Please print the whole listing below exactly as it stands.

- - - - - - -

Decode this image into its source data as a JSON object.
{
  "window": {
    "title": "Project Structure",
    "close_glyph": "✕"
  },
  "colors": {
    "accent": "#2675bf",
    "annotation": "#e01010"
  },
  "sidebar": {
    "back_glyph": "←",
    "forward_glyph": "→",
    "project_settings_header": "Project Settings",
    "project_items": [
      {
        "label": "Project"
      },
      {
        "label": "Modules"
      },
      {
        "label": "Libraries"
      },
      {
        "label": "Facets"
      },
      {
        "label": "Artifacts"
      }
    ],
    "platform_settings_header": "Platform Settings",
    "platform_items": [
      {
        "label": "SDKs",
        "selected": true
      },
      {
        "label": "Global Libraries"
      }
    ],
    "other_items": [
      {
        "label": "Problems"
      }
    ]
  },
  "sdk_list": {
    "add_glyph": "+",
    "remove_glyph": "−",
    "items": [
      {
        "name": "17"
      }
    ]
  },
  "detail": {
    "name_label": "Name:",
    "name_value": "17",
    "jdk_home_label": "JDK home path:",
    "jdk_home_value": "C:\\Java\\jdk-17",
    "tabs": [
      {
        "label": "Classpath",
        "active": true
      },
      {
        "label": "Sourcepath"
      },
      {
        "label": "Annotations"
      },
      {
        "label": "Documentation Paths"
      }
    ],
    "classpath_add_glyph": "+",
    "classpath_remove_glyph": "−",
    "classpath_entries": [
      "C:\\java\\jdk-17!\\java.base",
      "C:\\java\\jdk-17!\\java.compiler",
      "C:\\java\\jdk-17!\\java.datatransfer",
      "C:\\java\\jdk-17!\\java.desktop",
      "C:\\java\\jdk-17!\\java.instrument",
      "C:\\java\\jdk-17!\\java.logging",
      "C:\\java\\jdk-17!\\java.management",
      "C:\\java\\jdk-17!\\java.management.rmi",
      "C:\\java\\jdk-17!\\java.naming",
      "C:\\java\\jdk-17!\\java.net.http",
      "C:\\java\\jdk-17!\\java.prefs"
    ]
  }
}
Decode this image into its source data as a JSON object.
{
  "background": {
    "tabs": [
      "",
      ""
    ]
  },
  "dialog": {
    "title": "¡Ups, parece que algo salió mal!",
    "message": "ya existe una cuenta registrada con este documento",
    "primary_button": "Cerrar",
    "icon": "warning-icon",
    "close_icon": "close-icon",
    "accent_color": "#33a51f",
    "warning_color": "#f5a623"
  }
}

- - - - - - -

- _REPLY_
Decode this image into its source data as a JSON object.
{
  "window": {
    "title": "Project Structure",
    "close_glyph": "✕"
  },
  "colors": {
    "accent": "#2675bf",
    "annotation": "#e01010"
  },
  "sidebar": {
    "back_glyph": "←",
    "forward_glyph": "→",
    "project_settings_header": "Project Settings",
    "project_items": [
      {
        "label": "Project"
      },
      {
        "label": "Modules"
      },
      {
        "label": "Libraries"
      },
      {
        "label": "Facets"
      },
      {
        "label": "Artifacts"
      }
    ],
    "platform_settings_header": "Platform Settings",
    "platform_items": [
      {
        "label": "SDKs",
        "selected": true
      },
      {
        "label": "Global Libraries"
      }
    ],
    "other_items": [
      {
        "label": "Problems"
      }
    ]
  },
  "sdk_list": {
    "add_glyph": "+",
    "remove_glyph": "−",
    "items": [
      {
        "name": "17"
      }
    ]
  },
  "detail": {
    "name_label": "Name:",
    "name_value": "17",
    "jdk_home_label": "JDK home path:",
    "jdk_home_value": "C:\\Java\\jdk-17",
    "tabs": [
      {
        "label": "Classpath",
        "active": true
      },
      {
        "label": "Sourcepath"
      },
      {
        "label": "Annotations"
      },
      {
        "label": "Documentation Paths"
      }
    ],
    "classpath_add_glyph": "+",
    "classpath_remove_glyph": "−",
    "classpath_entries": [
      "C:\\java\\jdk-17!\\java.base",
      "C:\\java\\jdk-17!\\java.compiler",
      "C:\\java\\jdk-17!\\java.datatransfer",
      "C:\\java\\jdk-17!\\java.desktop",
      "C:\\java\\jdk-17!\\java.instrument",
      "C:\\java\\jdk-17!\\java.logging",
      "C:\\java\\jdk-17!\\java.management",
      "C:\\java\\jdk-17!\\java.management.rmi",
      "C:\\java\\jdk-17!\\java.naming",
      "C:\\java\\jdk-17!\\java.net.http",
      "C:\\java\\jdk-17!\\java.prefs"
    ]
  }
}
Decode this image into its source data as a JSON object.
{
  "background": {
    "tabs": [
      "",
      ""
    ]
  },
  "dialog": {
    "title": "¡Ups, parece que algo salió mal!",
    "message": "ya existe una cuenta registrada con este documento",
    "primary_button": "Cerrar",
    "icon": "warning-icon",
    "close_icon": "close-icon",
    "accent_color": "#33a51f",
    "warning_color": "#f5a623"
  }
}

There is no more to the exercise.